THE PROBLEM: Filter the entries below down to the lines that hold "title".

SUPPLIED DATA:
*-*-*
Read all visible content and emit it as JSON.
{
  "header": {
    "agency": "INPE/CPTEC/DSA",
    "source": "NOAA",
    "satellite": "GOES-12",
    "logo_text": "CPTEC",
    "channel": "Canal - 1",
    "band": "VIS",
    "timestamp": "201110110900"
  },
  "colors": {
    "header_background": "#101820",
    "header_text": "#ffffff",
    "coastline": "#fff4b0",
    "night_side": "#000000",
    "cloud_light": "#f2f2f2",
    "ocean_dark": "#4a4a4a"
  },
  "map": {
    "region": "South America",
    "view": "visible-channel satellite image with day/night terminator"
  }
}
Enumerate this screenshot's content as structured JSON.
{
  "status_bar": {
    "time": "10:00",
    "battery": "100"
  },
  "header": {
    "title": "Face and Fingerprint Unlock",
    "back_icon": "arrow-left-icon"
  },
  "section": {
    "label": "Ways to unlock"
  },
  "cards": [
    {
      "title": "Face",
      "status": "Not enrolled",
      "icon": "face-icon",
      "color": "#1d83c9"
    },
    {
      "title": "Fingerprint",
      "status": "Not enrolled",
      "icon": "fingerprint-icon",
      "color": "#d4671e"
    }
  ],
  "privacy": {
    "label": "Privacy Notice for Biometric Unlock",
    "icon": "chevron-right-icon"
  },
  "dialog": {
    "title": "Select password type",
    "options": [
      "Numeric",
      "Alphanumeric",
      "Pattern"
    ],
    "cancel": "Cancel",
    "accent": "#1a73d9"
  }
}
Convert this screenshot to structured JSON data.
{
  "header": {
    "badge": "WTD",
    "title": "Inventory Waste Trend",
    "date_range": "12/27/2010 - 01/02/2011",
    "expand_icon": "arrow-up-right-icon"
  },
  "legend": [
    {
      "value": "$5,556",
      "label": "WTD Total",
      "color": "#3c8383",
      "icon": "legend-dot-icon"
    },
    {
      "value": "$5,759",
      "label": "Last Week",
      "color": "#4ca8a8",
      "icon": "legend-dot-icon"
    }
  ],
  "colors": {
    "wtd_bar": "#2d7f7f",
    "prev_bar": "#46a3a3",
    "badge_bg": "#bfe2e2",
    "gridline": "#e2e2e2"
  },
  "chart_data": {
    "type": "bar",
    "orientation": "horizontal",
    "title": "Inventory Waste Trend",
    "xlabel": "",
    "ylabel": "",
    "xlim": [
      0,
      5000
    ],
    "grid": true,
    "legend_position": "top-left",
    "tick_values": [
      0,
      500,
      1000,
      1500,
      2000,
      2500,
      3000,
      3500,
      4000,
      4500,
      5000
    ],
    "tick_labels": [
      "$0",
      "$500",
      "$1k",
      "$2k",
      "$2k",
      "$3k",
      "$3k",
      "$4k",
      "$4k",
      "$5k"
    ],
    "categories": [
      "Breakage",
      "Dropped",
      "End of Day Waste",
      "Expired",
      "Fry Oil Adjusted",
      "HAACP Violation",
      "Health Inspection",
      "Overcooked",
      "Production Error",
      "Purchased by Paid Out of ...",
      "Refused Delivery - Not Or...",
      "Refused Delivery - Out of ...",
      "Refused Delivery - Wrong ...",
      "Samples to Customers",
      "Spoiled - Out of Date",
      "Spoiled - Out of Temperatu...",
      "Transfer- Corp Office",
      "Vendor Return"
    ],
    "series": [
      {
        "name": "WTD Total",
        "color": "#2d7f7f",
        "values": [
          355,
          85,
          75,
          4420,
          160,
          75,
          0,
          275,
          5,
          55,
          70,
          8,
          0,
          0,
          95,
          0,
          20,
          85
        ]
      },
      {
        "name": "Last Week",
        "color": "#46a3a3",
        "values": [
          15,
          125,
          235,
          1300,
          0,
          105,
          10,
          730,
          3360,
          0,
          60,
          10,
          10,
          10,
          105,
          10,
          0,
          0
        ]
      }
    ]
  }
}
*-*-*
TASK RESULT:
    "title": "Face and Fingerprint Unlock",
      "title": "Face",
      "title": "Fingerprint",
    "title": "Select password type",
    "title": "Inventory Waste Trend",
    "title": "Inventory Waste Trend",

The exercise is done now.